i do (although they’re all just cool things i found w division lol)!
so one thing i like to think about with numbers is multiples of 3 because…they’re so fun to look at with division. like, take 12/4, for example. if you add 1+2, you get 3, which is how many times 4 goes into 12. (this works for 24/4, 36/4, and 48/4 as well,, just split apart the first two numbers than add them up as if they were both single digits and you get the answer to the problem.) basically, if you’re dividing something, and the number (divisor, i think? @ third grade math vocabulary come back to me please) that you’re dividing something by (48 in the equation 48/4, for example) adds up to be a multiple of 3, like how 4+8=12, the quotient will be a multiple of 3.

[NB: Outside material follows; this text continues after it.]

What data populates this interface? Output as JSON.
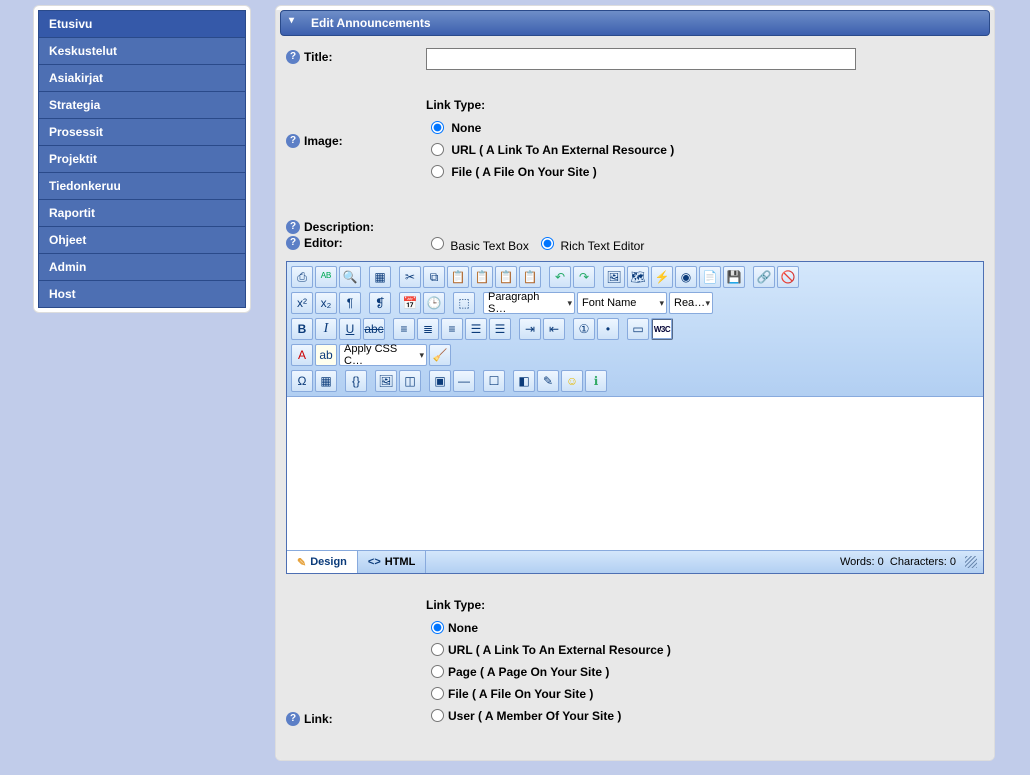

that probably sounds really confusing bc i didn’t explain it that well, so some problems would be:
12/2 = 6. 1+2=3, 3x2=6 (it’s important to note that doubling and halfing things can be done)
48/8 = 6. 4+8=12, 12/2=6.
so you get the gist of that.
another cool thing i found was with the number 6!! basically, in this, if the number you’re dividing is below 10 and an even number, just take the second number of the divisor and that’s your answer.
12/6= 2. second number in divisor=2.
24/6=4. second number in divisor=4.
36/6=6. second number in divisor=6.
oh!! and i found something out with 5′s, too. with this, in division, all you have to do is take the number that is being divided, put a decimal point between the ones place and the tens place, and double that number, and that’s your answer!!
15/5=3. 15=1.5. 1.5+1.5=3.
30/5=6. 30=3.0. 3.0+3.0=6.
50/5=10. 50=5.0. 5.0+5.0=10.
there are a lot more but i’m really tired (it’s almost midnight :O) but all i’m saying is there will always be a pattern in math (and division patterns are the easiest to find!!)